Directions:
Among the lines of this listing, count those that include "alignments" and state the count by itself.

--------------------

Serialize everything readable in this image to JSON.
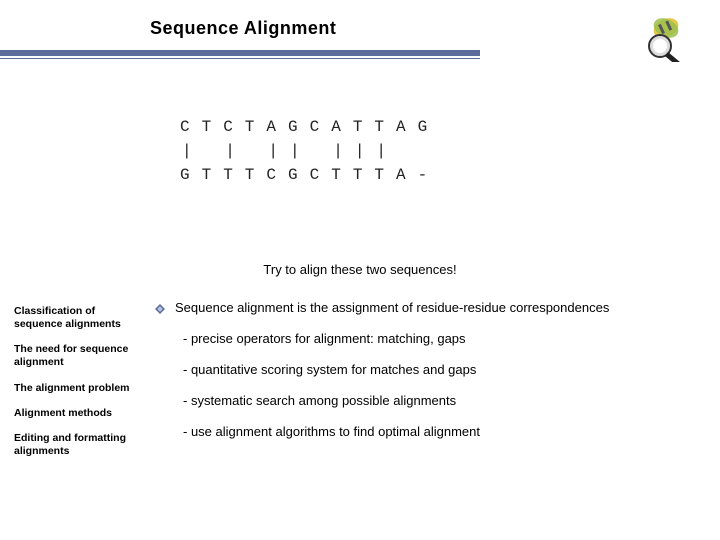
{
  "title": "Sequence Alignment",
  "logo_name": "dna-magnifier-logo",
  "figure": {
    "seq1": "CTCTAGCATTAG",
    "bars": "|  |  ||  |||",
    "seq2": "GTTTCGCTTTA-"
  },
  "caption": "Try to align these two sequences!",
  "sidebar": {
    "items": [
      "Classification of sequence alignments",
      "The need for sequence alignment",
      "The alignment problem",
      "Alignment methods",
      "Editing and formatting alignments"
    ]
  },
  "main": {
    "bullet": "Sequence alignment is the assignment of residue-residue correspondences",
    "sub": [
      "- precise operators for alignment: matching, gaps",
      "- quantitative scoring system for matches and gaps",
      "- systematic search among possible alignments",
      "- use alignment algorithms to find optimal alignment"
    ]
  },
  "colors": {
    "accent": "#5a6b9c"
  }
}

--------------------

Task solution:
3